Our vision is for a world where brain tumours are defeated

Your brain is the most extraordinary part of your body. It's responsible for your ability to move and to communicate. It controls your emotions and stores your memories. It's the part of you that makes you who you are.

Yet 102,000 people are living with a brain tumour in the UK and less than 3% of national cancer research funding is spent on the disease. Advances in treatments and quality-of-life care need to be made, and they need to be made quickly.

We know we need to move faster, and that’s why we’re not pressing pause. During the coronavirus pandemic, we’ve committed a further £4.8 million to critical research and are the only brain tumour charity to announce new research funding since lockdown, because now is not the time to stop.

By joining together, we know we can reach our goals sooner!

How your fundraising helps

We’re asking every adult walker to raise £100, or more if you can! Here are just some of the ways your money can make an impact for people affected by brain tumours:
  • £100 could pay for a test to understand the genetic changes linked to brain tumour development, to help identify personalised treatments.
  • £150 could ensure 150 families receive a HeadSmart card, making them aware of the symptoms of brain tumours in children and teenagers.
  • £250 could cover the cost of giving 10 children and their families the immediate support and information they need after the devastation of a diagnosis.
  • £500 could cover two days of research for one of our leading brain tumour researchers, to better understand brain tumours and provide more targeted treatments.

Dr Lucy Stead

Lucy Stead is one of our funded researchers at the University of Leeds. She held a walk for The Twilight Walk in 2018.

Lucy said, “I really wanted to give something back to The Brain Tumour Charity and support the fantastic work they do by helping to raise much-needed funding for research.

“Every day as scientists we see advances in technology and the development of new knowledge that opens new avenues of research into brain tumour biology.
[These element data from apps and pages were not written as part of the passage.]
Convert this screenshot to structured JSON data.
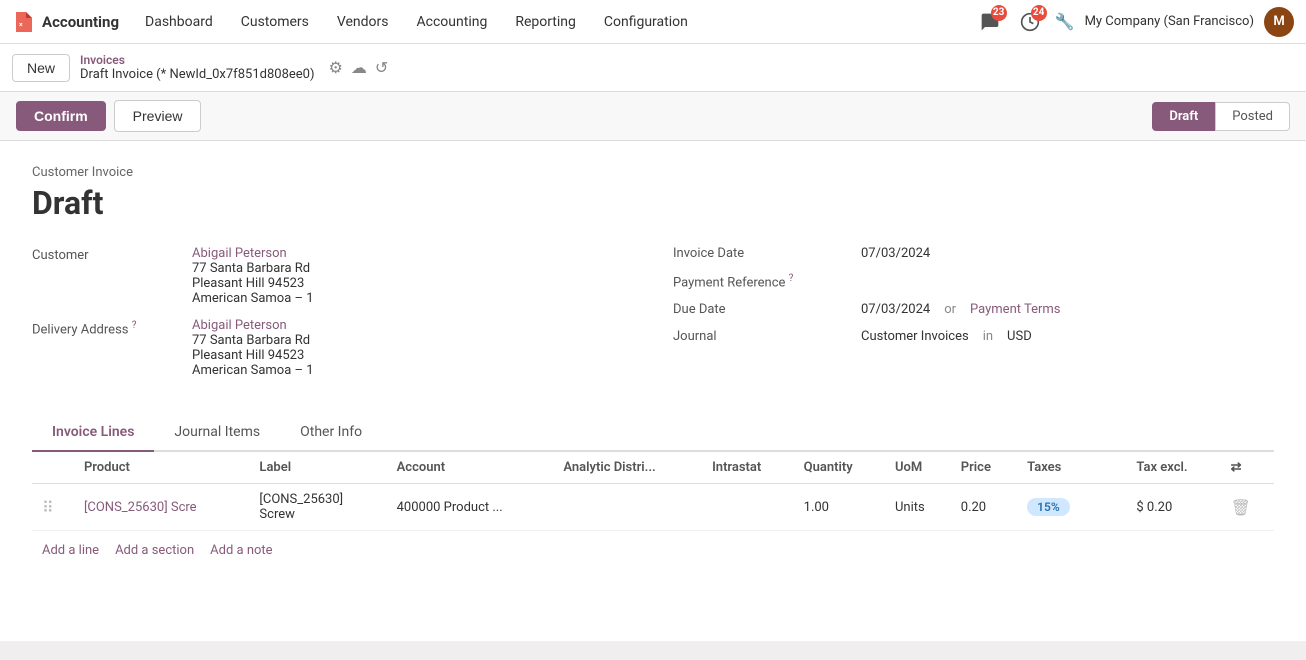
{
  "topnav": {
    "app_name": "Accounting",
    "links": [
      "Dashboard",
      "Customers",
      "Vendors",
      "Accounting",
      "Reporting",
      "Configuration"
    ],
    "notifications_count": "23",
    "activities_count": "24",
    "company": "My Company (San Francisco)",
    "avatar_initials": "M"
  },
  "breadcrumb": {
    "new_label": "New",
    "parent_label": "Invoices",
    "current_label": "Draft Invoice (* NewId_0x7f851d808ee0)"
  },
  "action_bar": {
    "confirm_label": "Confirm",
    "preview_label": "Preview",
    "status_draft": "Draft",
    "status_posted": "Posted"
  },
  "invoice": {
    "title_label": "Customer Invoice",
    "title": "Draft",
    "customer_label": "Customer",
    "customer_name": "Abigail Peterson",
    "customer_address1": "77 Santa Barbara Rd",
    "customer_address2": "Pleasant Hill 94523",
    "customer_address3": "American Samoa – 1",
    "delivery_label": "Delivery Address",
    "delivery_name": "Abigail Peterson",
    "delivery_address1": "77 Santa Barbara Rd",
    "delivery_address2": "Pleasant Hill 94523",
    "delivery_address3": "American Samoa – 1",
    "invoice_date_label": "Invoice Date",
    "invoice_date": "07/03/2024",
    "payment_ref_label": "Payment Reference",
    "payment_ref": "",
    "due_date_label": "Due Date",
    "due_date": "07/03/2024",
    "or_text": "or",
    "payment_terms_label": "Payment Terms",
    "journal_label": "Journal",
    "journal_value": "Customer Invoices",
    "in_text": "in",
    "currency": "USD"
  },
  "tabs": {
    "items": [
      {
        "label": "Invoice Lines",
        "active": true
      },
      {
        "label": "Journal Items",
        "active": false
      },
      {
        "label": "Other Info",
        "active": false
      }
    ]
  },
  "table": {
    "columns": [
      "",
      "Product",
      "Label",
      "Account",
      "Analytic Distri...",
      "Intrastat",
      "Quantity",
      "UoM",
      "Price",
      "Taxes",
      "",
      "Tax excl.",
      ""
    ],
    "rows": [
      {
        "drag": "⠿",
        "product": "[CONS_25630] Scre",
        "label_line1": "[CONS_25630]",
        "label_line2": "Screw",
        "account": "400000 Product ...",
        "analytic": "",
        "intrastat": "",
        "quantity": "1.00",
        "uom": "Units",
        "price": "0.20",
        "tax": "15%",
        "tax_excl": "$ 0.20"
      }
    ]
  },
  "footer": {
    "add_line_label": "Add a line",
    "add_section_label": "Add a section",
    "add_note_label": "Add a note"
  }
}
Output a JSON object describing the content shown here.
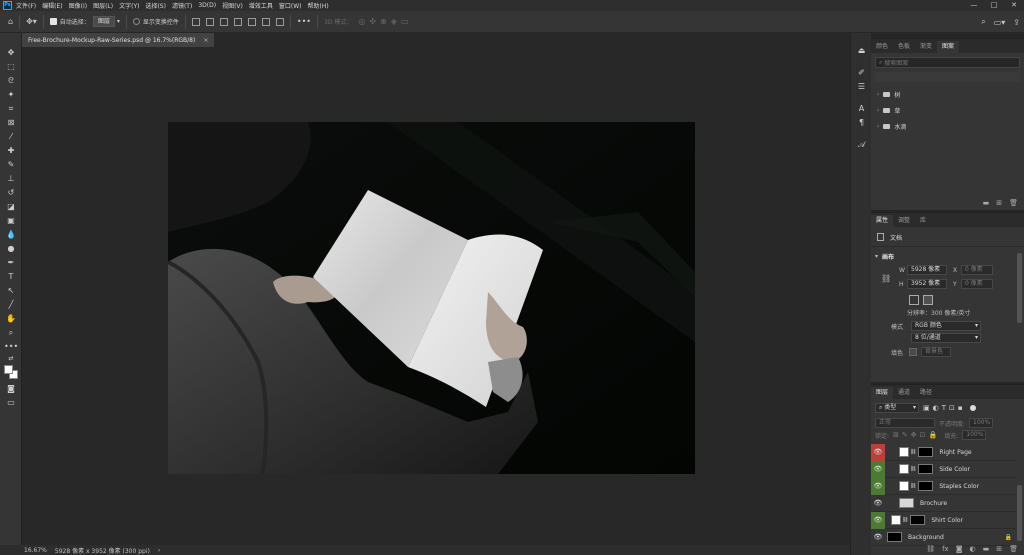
{
  "app": {
    "logo_text": "Ps",
    "menu": [
      "文件(F)",
      "编辑(E)",
      "图像(I)",
      "图层(L)",
      "文字(Y)",
      "选择(S)",
      "滤镜(T)",
      "3D(D)",
      "视图(V)",
      "增效工具",
      "窗口(W)",
      "帮助(H)"
    ],
    "window_controls": [
      "—",
      "□",
      "✕"
    ]
  },
  "options_bar": {
    "auto_select_label": "自动选择：",
    "auto_select_value": "图层",
    "show_transform_label": "显示变换控件",
    "mode_3d_label": "3D 模式："
  },
  "document": {
    "tab_title": "Free-Brochure-Mockup-Raw-Series.psd @ 16.7%(RGB/8)",
    "close_glyph": "×"
  },
  "status_bar": {
    "zoom": "16.67%",
    "doc_info": "5928 像素 x 3952 像素 (300 ppi)",
    "arrow": "›"
  },
  "libraries_panel": {
    "tabs": [
      "颜色",
      "色板",
      "渐变",
      "图案"
    ],
    "active_tab": 3,
    "search_placeholder": "搜索图案",
    "folders": [
      "树",
      "草",
      "水滴"
    ]
  },
  "properties_panel": {
    "tabs": [
      "属性",
      "调整",
      "库"
    ],
    "active_tab": 0,
    "doc_label": "文档",
    "section_canvas": "画布",
    "w_label": "W",
    "w_value": "5928 像素",
    "x_label": "X",
    "x_value": "0 像素",
    "h_label": "H",
    "h_value": "3952 像素",
    "y_label": "Y",
    "y_value": "0 像素",
    "resolution": "分辨率：300 像素/英寸",
    "mode_label": "模式",
    "mode_value": "RGB 颜色",
    "depth_value": "8 位/通道",
    "fill_label": "填色",
    "fill_value": "背景色"
  },
  "layers_panel": {
    "tabs": [
      "图层",
      "通道",
      "路径"
    ],
    "active_tab": 0,
    "filter_kind": "类型",
    "blend_mode": "正常",
    "opacity_label": "不透明度:",
    "opacity_value": "100%",
    "lock_label": "锁定:",
    "fill_label": "填充:",
    "fill_value": "100%",
    "layers": [
      {
        "name": "Right Page",
        "eye_color": "#b8413a",
        "thumb": "white",
        "mask": true
      },
      {
        "name": "Side Color",
        "eye_color": "#4c7a32",
        "thumb": "white",
        "mask": true
      },
      {
        "name": "Staples Color",
        "eye_color": "#4c7a32",
        "thumb": "white",
        "mask": true
      },
      {
        "name": "Brochure",
        "eye_color": "#353535",
        "thumb": "white",
        "mask": false
      },
      {
        "name": "Shirt Color",
        "eye_color": "#4c7a32",
        "thumb": "white",
        "mask": true
      },
      {
        "name": "Background",
        "eye_color": "#353535",
        "thumb": "black",
        "mask": false
      }
    ]
  }
}
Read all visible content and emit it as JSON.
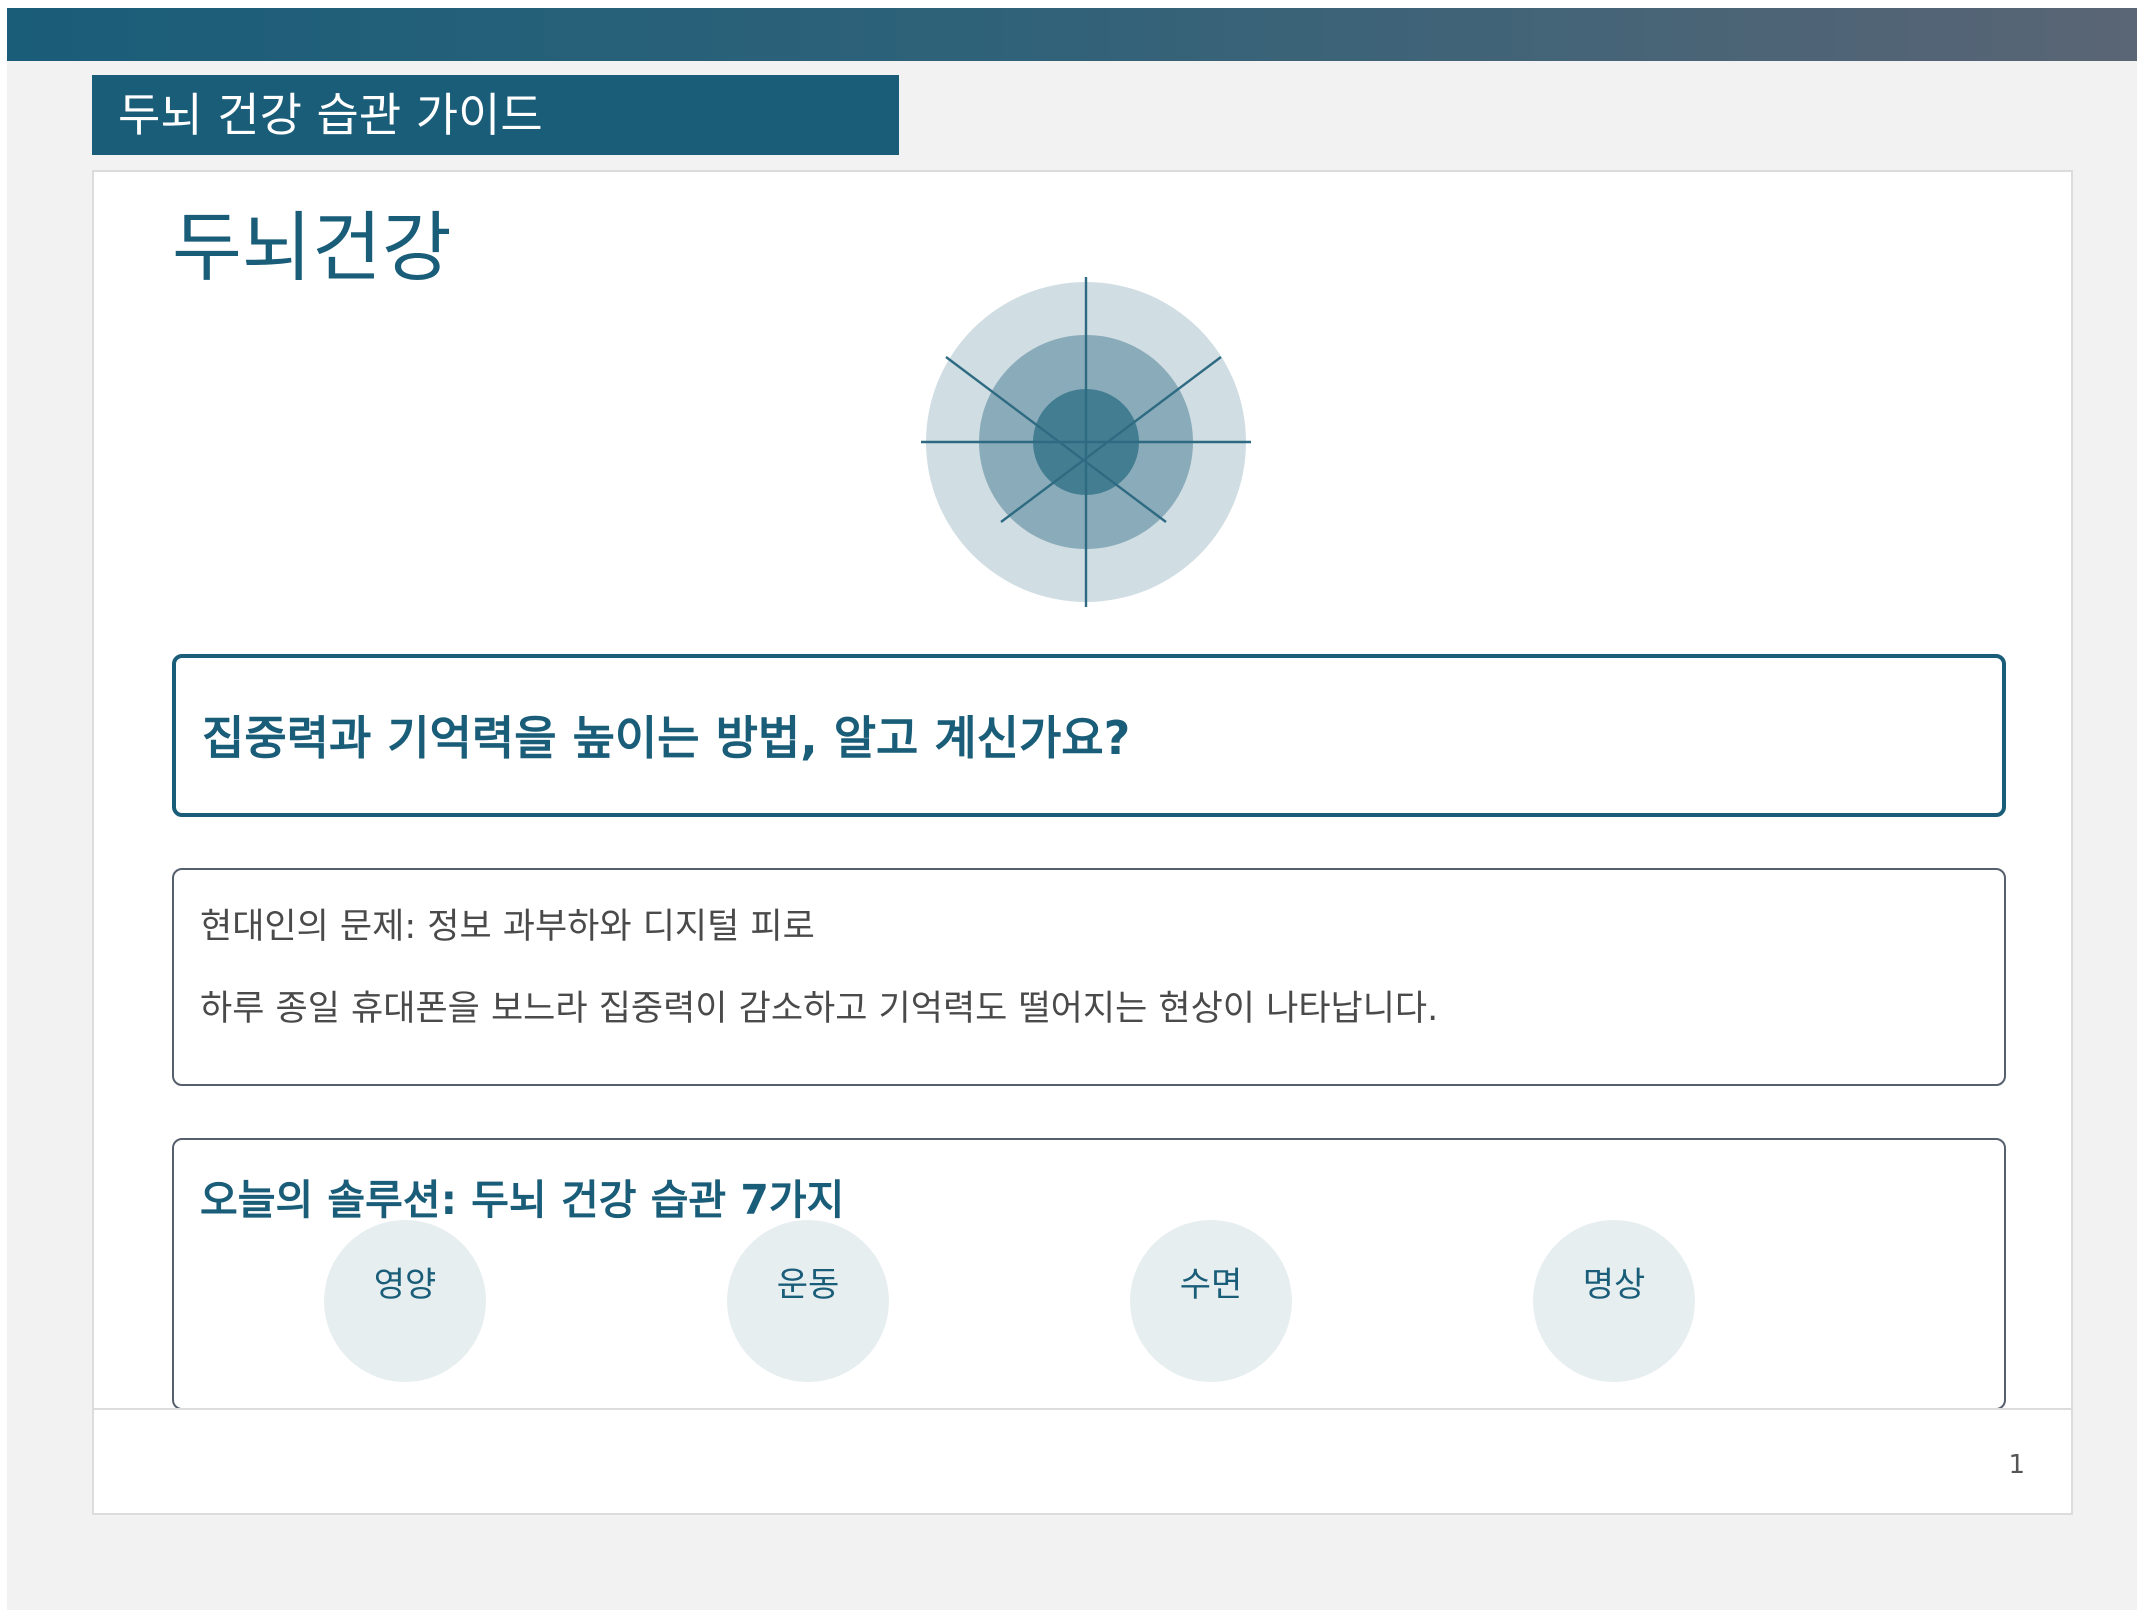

With the help of The Brain Tumour Charity, we will continue to explore those avenues, until one of them creates a step-change and then a gear-change and then a life-changing development that increases the quality and quantity of life for people with brain tumours.

“Science costs money, but brain tumours cost lives, and until that stops being the case we’ll put every penny to good use to keep learning and discovering and developing new ways forwards.”